2022: REPEATING HISTORY: Ukrainian and Russian War


Downtown Bentonville’s courthouse seen showing support with Ukraine by using lights to display their flag.

In recent weeks, Europe’s future was painted with war. Now as it has progressed everyone in the world is uncertain of this outcome, as the chance of  World War III breaking out inches nearer and nearer. Russia’s leader, Vladimir Putin, started his ‘Special Military Operation’ on Feb. 24. 

Since February,  Russian forces have been forcing the Ukrainian capital, Kyiv, and other major cities including Kharkiv, Kherson, and Mariupol, according to BBC news. Despite the U.S.’ offer to safely evacuate the Ukrainian president, Volodymr Zelenskyy, has decided to stay behind and fight for his country. 

Was this conflict unforeseeable though? In 2014, Russia annexed the Crimean peninsula attached to Ukraine. This triggered the uprising of pro-Russian separatists, and violence erupted in eastern Ukraine. Since then, France, Germany, Russia, and Ukraine have tried to come to an agreement; however, no resolution has been successful. 

Putin also believes that Ukraine’s request to join NATO represents a broken agreement, claiming that NATO had previously agreed not to further expand in Eastern Europe. Since Ukraine meets all the criteria to join and even requested to join this alliance, Putin demanded a permanent ban on Ukraine from NATO. Since then, NATO refused to promise a permanent ban, but has been hesitant to grant Ukraine’s entry.

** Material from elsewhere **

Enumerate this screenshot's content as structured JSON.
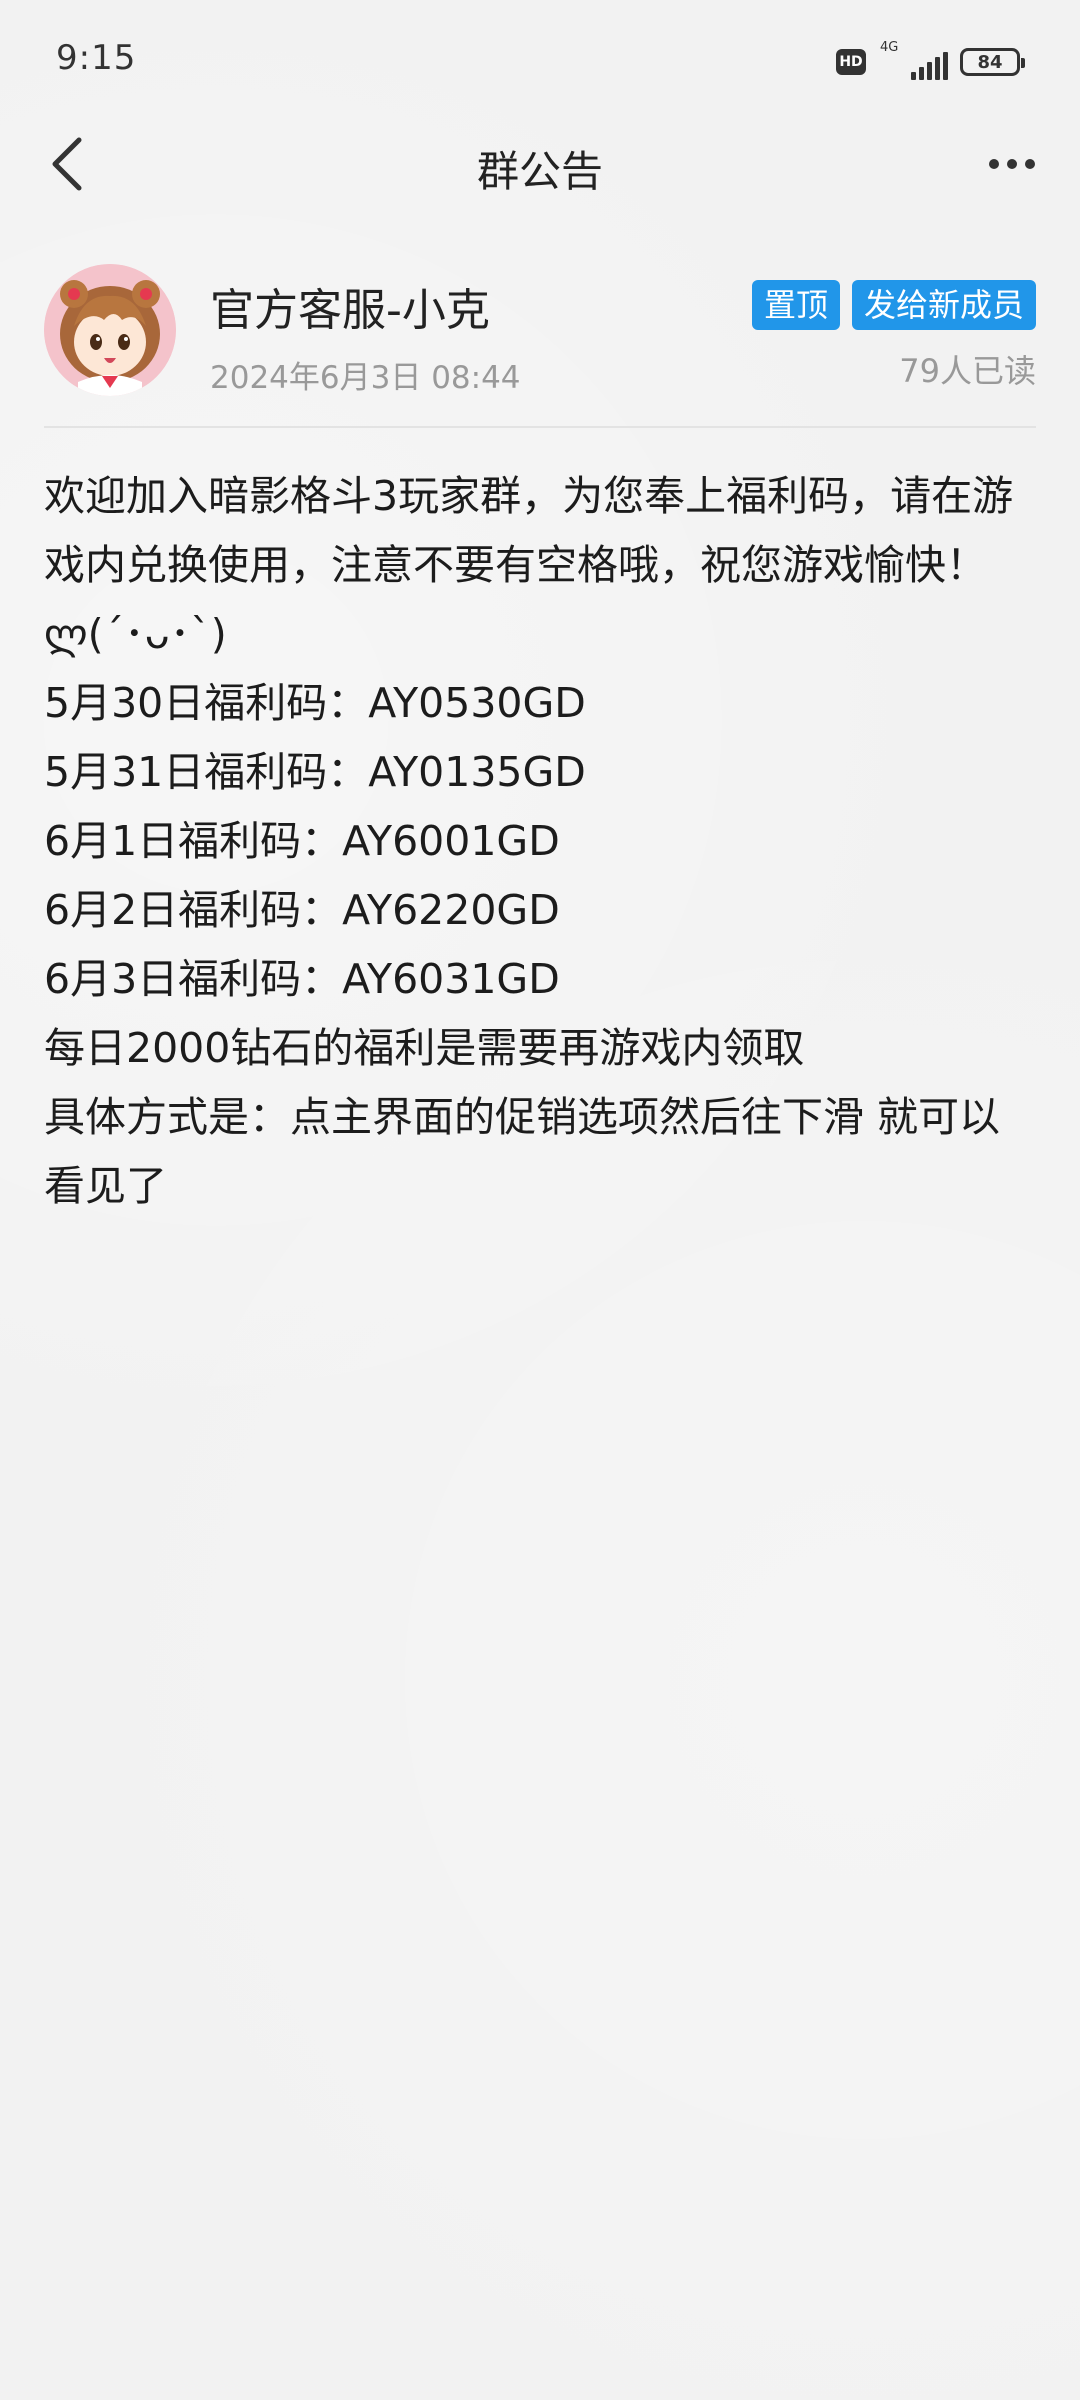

Still, this disagreement enraged Putin and was another catalyst for the invasion.

“He’s deranged, he feels backed into a corner, he wants to revive the glory of the Soviet Union,” said Michael Allred, history teacher. ”I feel this was inevitable considering how crazy Putin is; I think a lot of people before the invasion underestimated it.”

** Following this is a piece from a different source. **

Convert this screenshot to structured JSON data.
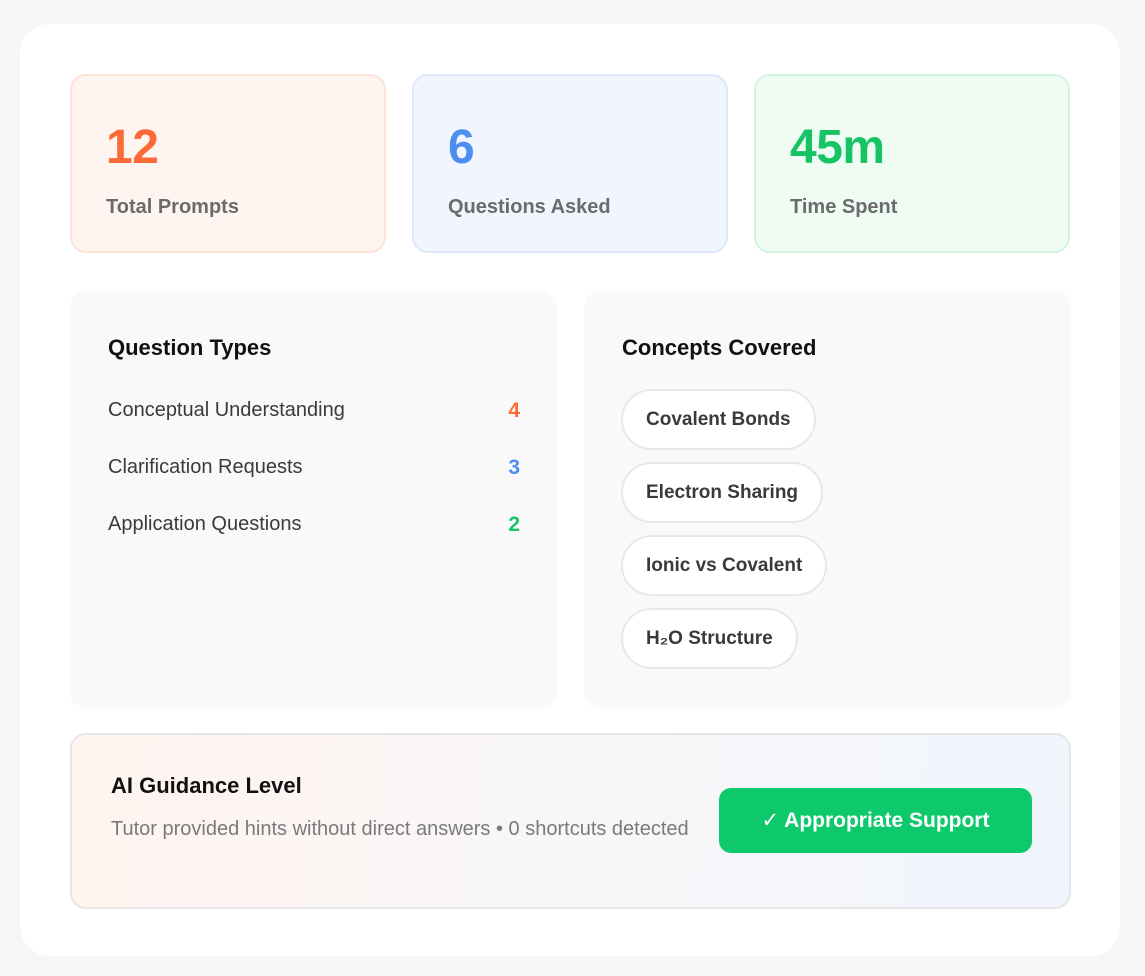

Since the official invasion of Ukraine, other countries around the world have started standing up for Ukraine, including the United States, United Kingdom, Belgium, Netherlands, Germany, Canada, Sweden, Norway, Denmark, Finland, Germany, Portugal, Greece, Romania, Spain, Czech Republic, and Croatia, according to Aljazeera News. Most countries are sending military support, and neighboring countries in the west are welcoming refugees into their own homes. 3 million people have fled Ukraine, and 1.8 million Ukrainians are displaced in their country.

The surge in violence earlier this year caused the Ukrainian government to enact  active military drafts once again. The draft conscripts men ages 18-60 in an effort to defend the country from Russia’s unprovoked attacks. While eligible men have not been permitted to leave the country, women, children, and elders have been allowed to seek shelter in neighboring countries, including Poland, Romania, Moldova, Slovakia, Hungary. 

Another impending outcome of this altercation has been the discussion around the possibility of nuclear war. Russia possesses the largest nuclear arsenal in the world, with nearly 1,600 deployed nuclear weapons and over 6,000 total warheads. Many countries fear that Russia will pursue nuclear war. In February, it was speculated that Putin made a threat to use nuclear weapons if other countries interfered with his attack on Ukraine saying there would be “Consequences greater than any you have faced in history.” It is still unclear if that was what he meant.

“I don’t think [nuclear war is possible], cooler heads will prevail,” said Joe Warren, history teacher. “I think some of it [media coverage] is fear mongering.”